Action item
Lines holding the string "text" are the ones to copy; find them all in the data.

□ □ □ □ □

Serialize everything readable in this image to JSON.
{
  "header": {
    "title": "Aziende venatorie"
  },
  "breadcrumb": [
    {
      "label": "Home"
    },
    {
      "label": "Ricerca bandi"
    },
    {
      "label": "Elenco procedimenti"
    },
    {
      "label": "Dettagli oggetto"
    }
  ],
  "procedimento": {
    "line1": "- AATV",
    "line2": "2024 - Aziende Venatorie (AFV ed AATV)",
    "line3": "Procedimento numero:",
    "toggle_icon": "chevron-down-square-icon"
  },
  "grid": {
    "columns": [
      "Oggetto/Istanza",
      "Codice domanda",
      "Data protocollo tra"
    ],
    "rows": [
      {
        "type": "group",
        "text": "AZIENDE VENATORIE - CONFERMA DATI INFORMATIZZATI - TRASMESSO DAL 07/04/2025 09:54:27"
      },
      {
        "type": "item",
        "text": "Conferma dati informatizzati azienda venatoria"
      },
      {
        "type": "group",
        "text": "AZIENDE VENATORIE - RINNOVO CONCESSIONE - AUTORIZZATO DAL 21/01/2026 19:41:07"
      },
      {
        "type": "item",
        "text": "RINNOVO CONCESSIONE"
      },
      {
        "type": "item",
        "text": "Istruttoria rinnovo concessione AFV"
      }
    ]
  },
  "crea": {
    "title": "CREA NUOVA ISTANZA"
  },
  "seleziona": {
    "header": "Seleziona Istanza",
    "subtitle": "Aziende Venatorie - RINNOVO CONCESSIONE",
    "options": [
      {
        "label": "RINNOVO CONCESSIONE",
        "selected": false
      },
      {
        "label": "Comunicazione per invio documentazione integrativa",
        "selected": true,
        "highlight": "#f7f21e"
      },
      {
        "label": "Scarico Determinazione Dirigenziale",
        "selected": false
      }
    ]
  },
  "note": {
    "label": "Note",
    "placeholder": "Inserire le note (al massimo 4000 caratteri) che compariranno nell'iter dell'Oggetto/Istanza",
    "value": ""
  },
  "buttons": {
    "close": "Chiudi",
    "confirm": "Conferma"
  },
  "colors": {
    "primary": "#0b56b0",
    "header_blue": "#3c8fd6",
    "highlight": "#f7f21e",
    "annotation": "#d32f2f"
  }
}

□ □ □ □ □

The answer
        "text": "AZIENDE VENATORIE - CONFERMA DATI INFORMATIZZATI - TRASMESSO DAL 07/04/2025 09:54:27"
        "text": "Conferma dati informatizzati azienda venatoria"
        "text": "AZIENDE VENATORIE - RINNOVO CONCESSIONE - AUTORIZZATO DAL 21/01/2026 19:41:07"
        "text": "RINNOVO CONCESSIONE"
        "text": "Istruttoria rinnovo concessione AFV"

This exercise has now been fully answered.